## DATA IN THIS EXERCISE
* * * * * * * * *

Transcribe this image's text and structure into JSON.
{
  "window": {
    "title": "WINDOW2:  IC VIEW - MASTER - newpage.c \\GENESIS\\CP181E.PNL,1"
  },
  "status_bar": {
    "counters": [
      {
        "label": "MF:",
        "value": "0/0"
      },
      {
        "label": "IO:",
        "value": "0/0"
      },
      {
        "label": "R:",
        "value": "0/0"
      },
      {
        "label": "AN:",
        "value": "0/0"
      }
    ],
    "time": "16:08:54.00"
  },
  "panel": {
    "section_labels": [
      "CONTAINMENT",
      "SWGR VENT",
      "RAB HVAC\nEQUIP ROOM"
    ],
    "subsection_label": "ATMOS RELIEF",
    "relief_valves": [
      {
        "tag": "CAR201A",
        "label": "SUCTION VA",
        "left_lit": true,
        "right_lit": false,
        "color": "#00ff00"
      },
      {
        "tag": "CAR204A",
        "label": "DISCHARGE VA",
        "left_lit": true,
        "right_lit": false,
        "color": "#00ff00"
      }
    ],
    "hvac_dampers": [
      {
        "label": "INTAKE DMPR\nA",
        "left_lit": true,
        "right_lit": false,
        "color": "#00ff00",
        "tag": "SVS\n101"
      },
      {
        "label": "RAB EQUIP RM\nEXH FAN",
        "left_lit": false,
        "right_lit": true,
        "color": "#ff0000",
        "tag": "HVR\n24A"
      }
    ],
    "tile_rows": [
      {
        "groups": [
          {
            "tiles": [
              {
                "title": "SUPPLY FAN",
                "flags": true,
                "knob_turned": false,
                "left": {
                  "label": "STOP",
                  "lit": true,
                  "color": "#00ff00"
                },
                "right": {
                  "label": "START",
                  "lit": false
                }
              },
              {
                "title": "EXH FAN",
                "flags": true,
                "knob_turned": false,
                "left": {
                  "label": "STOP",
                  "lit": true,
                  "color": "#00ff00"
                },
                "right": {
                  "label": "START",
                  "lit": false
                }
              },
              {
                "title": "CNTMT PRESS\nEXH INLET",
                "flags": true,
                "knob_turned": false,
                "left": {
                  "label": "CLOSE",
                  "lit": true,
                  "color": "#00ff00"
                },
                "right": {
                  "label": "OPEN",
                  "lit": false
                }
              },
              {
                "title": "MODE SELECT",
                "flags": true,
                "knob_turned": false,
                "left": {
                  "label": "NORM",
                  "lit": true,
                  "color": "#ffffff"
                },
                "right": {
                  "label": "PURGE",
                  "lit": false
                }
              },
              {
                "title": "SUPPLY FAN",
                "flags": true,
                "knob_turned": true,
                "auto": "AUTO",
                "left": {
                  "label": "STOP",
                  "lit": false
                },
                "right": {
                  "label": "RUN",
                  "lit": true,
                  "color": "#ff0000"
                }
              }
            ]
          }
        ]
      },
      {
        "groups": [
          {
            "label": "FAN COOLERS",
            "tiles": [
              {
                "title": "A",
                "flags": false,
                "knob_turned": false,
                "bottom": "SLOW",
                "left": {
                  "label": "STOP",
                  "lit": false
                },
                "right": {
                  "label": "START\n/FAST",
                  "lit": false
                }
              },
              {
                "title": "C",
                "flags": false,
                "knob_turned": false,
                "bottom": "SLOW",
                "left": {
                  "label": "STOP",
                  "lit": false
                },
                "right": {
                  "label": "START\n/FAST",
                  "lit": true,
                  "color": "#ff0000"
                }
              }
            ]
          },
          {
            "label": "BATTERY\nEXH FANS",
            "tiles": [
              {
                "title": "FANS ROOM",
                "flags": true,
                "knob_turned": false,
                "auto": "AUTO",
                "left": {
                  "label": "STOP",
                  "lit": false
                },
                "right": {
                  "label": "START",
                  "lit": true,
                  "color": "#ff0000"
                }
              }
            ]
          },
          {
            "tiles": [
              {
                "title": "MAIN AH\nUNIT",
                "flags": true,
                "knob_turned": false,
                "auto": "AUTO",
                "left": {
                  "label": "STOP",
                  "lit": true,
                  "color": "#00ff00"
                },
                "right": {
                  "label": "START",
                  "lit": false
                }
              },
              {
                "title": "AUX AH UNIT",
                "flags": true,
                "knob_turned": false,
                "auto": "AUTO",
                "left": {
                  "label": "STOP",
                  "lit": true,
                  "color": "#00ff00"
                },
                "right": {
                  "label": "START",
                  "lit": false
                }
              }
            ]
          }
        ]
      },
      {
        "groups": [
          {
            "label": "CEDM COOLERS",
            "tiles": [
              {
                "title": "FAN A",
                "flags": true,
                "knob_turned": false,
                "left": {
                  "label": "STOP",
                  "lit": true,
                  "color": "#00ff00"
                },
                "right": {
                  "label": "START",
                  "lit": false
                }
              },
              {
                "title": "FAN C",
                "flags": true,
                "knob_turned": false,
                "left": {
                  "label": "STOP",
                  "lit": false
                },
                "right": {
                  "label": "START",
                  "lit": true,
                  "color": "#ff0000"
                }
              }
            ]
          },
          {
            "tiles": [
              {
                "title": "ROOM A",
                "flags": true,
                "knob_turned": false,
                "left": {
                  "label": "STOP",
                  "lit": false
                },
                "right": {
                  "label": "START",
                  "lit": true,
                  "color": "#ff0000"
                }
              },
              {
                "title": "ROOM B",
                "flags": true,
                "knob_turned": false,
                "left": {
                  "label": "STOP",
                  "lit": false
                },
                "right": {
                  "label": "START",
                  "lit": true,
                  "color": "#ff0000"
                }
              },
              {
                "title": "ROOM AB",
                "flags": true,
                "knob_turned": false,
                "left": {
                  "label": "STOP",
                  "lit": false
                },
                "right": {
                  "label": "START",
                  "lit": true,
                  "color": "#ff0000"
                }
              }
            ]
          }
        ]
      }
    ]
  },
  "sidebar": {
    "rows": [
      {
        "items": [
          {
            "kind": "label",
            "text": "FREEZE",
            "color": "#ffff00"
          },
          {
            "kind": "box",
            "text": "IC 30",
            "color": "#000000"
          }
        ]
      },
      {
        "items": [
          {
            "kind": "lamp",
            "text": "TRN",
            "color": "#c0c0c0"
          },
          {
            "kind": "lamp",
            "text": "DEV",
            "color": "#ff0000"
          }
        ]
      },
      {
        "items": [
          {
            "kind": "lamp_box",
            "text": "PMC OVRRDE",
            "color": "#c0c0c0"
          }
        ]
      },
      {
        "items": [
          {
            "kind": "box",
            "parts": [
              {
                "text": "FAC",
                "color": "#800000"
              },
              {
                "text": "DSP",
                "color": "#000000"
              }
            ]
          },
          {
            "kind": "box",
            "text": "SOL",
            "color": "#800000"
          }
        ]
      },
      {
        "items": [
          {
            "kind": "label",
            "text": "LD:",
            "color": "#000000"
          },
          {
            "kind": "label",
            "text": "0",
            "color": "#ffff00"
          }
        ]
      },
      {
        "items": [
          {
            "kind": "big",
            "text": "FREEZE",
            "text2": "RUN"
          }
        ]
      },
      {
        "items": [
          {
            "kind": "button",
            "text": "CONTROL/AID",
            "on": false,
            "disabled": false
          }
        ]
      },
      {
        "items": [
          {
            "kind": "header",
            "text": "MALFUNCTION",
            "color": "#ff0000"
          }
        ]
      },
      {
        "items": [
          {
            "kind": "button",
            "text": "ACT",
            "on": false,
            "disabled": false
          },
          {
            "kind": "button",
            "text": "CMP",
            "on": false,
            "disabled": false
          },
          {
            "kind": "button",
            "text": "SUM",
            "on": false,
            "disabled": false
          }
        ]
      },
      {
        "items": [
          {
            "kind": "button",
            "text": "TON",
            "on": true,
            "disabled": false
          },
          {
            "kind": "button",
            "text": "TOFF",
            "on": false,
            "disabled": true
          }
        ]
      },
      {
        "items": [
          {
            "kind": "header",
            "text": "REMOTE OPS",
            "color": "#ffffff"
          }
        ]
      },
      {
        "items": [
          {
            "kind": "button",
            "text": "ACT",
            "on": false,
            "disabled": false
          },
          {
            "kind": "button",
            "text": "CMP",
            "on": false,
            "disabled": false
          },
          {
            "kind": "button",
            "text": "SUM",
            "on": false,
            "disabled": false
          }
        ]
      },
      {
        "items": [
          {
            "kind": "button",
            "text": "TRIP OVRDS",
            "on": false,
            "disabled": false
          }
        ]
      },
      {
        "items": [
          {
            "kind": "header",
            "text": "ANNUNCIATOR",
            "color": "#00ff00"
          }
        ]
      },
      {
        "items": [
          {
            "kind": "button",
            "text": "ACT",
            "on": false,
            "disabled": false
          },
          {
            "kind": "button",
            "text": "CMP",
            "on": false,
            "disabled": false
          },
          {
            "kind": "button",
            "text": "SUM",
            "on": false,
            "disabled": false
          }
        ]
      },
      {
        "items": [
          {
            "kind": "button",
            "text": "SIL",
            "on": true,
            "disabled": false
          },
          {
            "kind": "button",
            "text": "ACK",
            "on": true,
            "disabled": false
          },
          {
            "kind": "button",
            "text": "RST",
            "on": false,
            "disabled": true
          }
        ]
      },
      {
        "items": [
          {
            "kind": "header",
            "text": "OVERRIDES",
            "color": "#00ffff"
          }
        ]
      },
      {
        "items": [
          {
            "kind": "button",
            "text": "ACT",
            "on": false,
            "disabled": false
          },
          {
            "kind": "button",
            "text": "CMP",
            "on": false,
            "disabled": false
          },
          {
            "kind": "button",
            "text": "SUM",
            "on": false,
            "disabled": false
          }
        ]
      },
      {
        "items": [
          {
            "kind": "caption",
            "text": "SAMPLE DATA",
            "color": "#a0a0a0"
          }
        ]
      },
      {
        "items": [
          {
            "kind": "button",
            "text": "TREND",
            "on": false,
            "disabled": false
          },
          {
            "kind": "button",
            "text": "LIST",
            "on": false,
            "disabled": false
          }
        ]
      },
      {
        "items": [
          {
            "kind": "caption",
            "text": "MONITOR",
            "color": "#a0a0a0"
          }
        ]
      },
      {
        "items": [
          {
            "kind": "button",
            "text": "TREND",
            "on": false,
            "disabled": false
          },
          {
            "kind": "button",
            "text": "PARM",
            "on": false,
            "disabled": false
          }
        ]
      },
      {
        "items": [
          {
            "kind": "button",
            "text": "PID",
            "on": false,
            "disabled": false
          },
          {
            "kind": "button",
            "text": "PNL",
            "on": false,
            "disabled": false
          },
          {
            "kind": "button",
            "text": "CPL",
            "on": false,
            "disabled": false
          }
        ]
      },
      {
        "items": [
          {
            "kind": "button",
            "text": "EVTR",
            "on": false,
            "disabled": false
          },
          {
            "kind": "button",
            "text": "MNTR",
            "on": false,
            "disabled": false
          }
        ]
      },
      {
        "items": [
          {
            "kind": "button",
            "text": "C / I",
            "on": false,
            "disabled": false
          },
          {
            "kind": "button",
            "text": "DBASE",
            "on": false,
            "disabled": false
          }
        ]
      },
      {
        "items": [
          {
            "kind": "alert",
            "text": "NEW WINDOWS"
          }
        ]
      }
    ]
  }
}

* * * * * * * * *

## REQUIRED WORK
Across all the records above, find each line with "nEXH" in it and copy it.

## REPLY
        "label": "RAB EQUIP RM\nEXH FAN",
                "title": "CNTMT PRESS\nEXH INLET",
            "label": "BATTERY\nEXH FANS",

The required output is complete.